Thousands of tourists have flocked to Niagara Falls to see Nik Wallenda, a seventh generation tightrope walker, walk 190 feet above Niagara Falls on a 2-inch-wide cable Friday night.
If the 1,771-foot-long walk can be completed, Wallenda will become the first person ever to walk across the falls in such close proximity.
Against his wishes, ABC will require Wallenda to be attached to a harness for safety reasons, yet the weather is still a concern as to whether he will be able to complete his walk across the falls.
In 1978, high winds in Puerto Rico caused unfavorable conditions for Nik's great-grandfather Karl, who took his last walk that day.
Though the wind was not the direct cause for Karl's fall, wind is a critical factor for the Wallendas when walking across a tightrope.
Wind was not an issue for Nick on June 18, 2011, who did the same walk that his great-grandfather did 33 years before, kneeling in the spot where he had fallen.
Friday night, however, weather should be of minor concern to Daredevil Wallenda.
When the walk begins Friday evening, sky conditions will be mainly clear, with the temperature in the mid-70s.
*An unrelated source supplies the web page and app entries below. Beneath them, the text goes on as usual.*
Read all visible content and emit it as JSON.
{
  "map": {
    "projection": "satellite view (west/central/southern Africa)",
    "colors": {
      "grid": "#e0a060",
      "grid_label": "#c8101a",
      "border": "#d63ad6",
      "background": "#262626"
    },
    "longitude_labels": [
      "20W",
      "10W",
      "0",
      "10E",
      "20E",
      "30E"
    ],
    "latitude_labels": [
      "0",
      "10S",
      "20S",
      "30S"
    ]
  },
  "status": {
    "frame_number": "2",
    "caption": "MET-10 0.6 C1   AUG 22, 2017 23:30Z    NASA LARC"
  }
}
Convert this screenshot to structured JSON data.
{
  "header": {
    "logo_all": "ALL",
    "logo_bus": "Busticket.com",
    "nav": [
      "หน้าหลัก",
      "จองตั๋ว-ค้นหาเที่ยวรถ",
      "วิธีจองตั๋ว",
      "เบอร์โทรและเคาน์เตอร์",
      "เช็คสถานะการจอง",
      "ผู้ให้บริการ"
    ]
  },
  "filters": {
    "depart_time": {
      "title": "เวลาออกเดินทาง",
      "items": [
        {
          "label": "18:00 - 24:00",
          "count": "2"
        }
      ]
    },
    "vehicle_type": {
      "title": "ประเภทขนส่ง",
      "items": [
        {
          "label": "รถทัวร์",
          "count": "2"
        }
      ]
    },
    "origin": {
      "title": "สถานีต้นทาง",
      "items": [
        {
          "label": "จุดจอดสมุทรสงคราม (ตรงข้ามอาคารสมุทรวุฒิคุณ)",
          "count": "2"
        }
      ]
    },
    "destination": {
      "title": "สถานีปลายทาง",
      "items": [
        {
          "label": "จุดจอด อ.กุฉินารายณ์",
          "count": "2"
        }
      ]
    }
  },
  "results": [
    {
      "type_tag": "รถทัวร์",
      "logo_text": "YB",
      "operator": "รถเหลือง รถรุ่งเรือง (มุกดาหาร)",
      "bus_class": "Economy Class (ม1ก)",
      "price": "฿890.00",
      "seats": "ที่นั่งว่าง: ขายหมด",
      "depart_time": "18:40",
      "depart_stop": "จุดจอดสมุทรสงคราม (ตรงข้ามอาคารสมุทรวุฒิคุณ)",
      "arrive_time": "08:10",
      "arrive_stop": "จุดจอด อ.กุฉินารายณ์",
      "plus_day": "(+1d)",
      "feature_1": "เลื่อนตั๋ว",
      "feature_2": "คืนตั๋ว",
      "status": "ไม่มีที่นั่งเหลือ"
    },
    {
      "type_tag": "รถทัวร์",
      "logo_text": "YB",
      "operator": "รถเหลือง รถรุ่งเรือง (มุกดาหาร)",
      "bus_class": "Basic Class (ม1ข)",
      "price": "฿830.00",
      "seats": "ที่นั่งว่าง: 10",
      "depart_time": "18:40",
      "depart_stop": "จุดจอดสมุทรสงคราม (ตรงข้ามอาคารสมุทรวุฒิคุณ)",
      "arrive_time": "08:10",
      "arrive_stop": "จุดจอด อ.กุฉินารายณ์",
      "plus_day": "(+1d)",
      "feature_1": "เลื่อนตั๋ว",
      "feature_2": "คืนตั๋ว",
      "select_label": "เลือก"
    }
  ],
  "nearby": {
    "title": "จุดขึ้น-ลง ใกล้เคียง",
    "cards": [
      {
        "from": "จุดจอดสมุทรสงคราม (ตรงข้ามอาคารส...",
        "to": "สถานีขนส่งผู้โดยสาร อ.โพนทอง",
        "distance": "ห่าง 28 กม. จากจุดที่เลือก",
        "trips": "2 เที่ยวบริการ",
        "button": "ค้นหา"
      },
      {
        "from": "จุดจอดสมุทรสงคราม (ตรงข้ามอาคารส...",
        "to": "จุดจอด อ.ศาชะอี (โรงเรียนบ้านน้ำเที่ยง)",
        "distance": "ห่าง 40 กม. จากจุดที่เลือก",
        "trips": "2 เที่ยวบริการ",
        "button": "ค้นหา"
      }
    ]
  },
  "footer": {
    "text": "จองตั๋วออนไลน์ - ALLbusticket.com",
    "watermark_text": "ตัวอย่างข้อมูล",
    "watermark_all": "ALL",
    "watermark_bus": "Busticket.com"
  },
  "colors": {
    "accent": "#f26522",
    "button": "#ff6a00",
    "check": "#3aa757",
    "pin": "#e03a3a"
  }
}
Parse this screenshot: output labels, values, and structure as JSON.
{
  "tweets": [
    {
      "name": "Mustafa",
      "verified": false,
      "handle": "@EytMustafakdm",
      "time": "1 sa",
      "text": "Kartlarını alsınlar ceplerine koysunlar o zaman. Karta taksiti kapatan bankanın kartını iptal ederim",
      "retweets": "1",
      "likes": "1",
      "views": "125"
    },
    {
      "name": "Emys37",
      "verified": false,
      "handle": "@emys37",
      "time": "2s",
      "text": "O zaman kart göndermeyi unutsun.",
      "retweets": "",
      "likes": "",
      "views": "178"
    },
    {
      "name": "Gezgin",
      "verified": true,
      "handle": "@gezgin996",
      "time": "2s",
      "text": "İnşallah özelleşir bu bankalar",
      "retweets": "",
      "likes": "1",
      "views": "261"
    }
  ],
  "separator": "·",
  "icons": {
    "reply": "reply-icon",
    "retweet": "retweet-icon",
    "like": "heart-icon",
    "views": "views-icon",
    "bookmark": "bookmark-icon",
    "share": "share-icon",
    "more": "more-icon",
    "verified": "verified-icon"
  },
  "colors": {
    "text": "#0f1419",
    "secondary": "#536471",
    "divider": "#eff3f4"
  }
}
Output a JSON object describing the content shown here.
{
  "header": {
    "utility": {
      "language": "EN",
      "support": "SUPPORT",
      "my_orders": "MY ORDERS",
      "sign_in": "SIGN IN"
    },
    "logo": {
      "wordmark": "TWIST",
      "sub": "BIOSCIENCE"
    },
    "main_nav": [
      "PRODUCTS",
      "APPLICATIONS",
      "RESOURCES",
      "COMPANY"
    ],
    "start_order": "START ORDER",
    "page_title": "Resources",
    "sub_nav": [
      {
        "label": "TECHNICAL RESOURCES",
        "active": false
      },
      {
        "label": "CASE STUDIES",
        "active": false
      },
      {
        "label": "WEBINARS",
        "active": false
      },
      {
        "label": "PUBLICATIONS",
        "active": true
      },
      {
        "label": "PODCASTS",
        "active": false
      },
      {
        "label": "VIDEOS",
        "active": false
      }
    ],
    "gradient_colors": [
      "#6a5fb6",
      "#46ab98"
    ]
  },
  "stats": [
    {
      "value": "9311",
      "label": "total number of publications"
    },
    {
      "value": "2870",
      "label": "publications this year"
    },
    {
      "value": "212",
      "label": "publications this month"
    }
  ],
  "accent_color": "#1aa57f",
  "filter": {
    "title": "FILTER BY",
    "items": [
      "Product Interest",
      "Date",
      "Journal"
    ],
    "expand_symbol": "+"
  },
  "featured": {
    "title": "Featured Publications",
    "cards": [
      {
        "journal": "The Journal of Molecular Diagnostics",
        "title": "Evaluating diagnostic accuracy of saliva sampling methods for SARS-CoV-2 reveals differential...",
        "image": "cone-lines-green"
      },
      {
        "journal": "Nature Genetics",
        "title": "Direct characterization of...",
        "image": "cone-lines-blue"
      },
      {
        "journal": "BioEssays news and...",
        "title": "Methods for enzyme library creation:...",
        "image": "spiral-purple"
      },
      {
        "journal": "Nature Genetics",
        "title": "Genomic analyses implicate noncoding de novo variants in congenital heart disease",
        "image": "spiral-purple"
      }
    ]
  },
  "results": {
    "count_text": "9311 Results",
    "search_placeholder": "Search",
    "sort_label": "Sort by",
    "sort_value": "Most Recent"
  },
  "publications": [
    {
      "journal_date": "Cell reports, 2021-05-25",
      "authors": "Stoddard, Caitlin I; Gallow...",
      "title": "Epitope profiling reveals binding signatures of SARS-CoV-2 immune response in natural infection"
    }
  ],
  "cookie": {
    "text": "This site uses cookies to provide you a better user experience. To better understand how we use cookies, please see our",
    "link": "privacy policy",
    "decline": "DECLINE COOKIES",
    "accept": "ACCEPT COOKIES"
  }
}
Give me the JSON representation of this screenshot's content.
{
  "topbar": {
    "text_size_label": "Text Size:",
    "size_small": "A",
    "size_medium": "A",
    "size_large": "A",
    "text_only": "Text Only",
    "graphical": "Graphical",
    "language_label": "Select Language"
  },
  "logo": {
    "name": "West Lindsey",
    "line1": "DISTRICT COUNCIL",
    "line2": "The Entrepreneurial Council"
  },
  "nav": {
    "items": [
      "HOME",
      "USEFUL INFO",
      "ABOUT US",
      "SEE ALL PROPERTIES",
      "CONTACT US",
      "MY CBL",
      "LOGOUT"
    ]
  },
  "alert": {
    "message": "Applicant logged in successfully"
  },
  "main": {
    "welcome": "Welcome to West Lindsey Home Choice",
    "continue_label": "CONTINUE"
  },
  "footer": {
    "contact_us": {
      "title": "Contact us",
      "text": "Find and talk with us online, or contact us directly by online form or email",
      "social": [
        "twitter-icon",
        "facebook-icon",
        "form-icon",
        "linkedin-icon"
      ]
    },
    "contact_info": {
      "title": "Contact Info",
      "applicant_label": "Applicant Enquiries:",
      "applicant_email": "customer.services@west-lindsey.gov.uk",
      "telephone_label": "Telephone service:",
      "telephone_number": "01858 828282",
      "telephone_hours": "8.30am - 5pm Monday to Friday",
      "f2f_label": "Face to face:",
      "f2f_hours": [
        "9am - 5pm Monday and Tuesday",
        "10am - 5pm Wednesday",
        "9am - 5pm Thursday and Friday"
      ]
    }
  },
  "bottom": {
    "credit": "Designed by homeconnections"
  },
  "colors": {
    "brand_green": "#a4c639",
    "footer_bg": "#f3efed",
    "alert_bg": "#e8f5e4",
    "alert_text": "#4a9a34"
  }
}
The winds will be calm, 4-8 mph at the surface; however, winds 190 feet above the ground, where Nik will be walking, will most likely reach 10-15 mph.
With the rope in such close proximity to the falls, mist will cover the tightrope, making it slippery, but Nik has prepared for some worst-case scenarios, simulating winds of over 55 mph and heavy mist on the rope in practice this week.
Wallenda expects he will reach the Canadian side of the falls from the New York side in only 40 minutes, with the weather conditions changing minimally over the course of his walk.
"It's been a dream of mine since I was six years old. Twenty-seven years I've been waiting and to do this, and it finally is coming true," said Wallenda in a May 2, 2012, press conference.
Wallenda is now 33 years old.
Nik's walk across the beautiful falls will viewed by millions of people across the world. Coverage of the event begins on ABC Friday at 8 p.m. Eastern time.
By Jessica Taheri, Meteorologist
Warmth is forecast to build over much of the eastern half of the nation by July, with Alaska of all places helping out.
The storms could affect cities from St. Louis to Evansville, Ind., Louisville, Ky., Cincinnati and Dayton, Ohio to Huntington, W.Va.
Join us on Thursday for AccuWeather LIVE, we will discuss the debate of climate change and hurricane frequency and the top five things you need to know about summer weather.
A slow-moving tropical depression will continue to bring torrential rainfall and the risk of flooding to parts of southeastern Mexico, Belize and Guatemala into midweek.
Some of the warmest weather of the year will continue across Alaska over the next few days, challenging more records.
The threat of flash flooding will focus along part of the Atlantic Seaboard Tuesday evening.
East Coast (1893)
Hurricane arrived off Cape Cod, after crossing Florida and sweeping the Southeast coast.
New England (1875)
Severe coastal storm (a possible hurricane) from Cape Cod to Nova Scotia. Eastport, MA reported 57 mph winds.
Mayo, Yukon Territory (1950)
95 degrees -- hottest ever in province.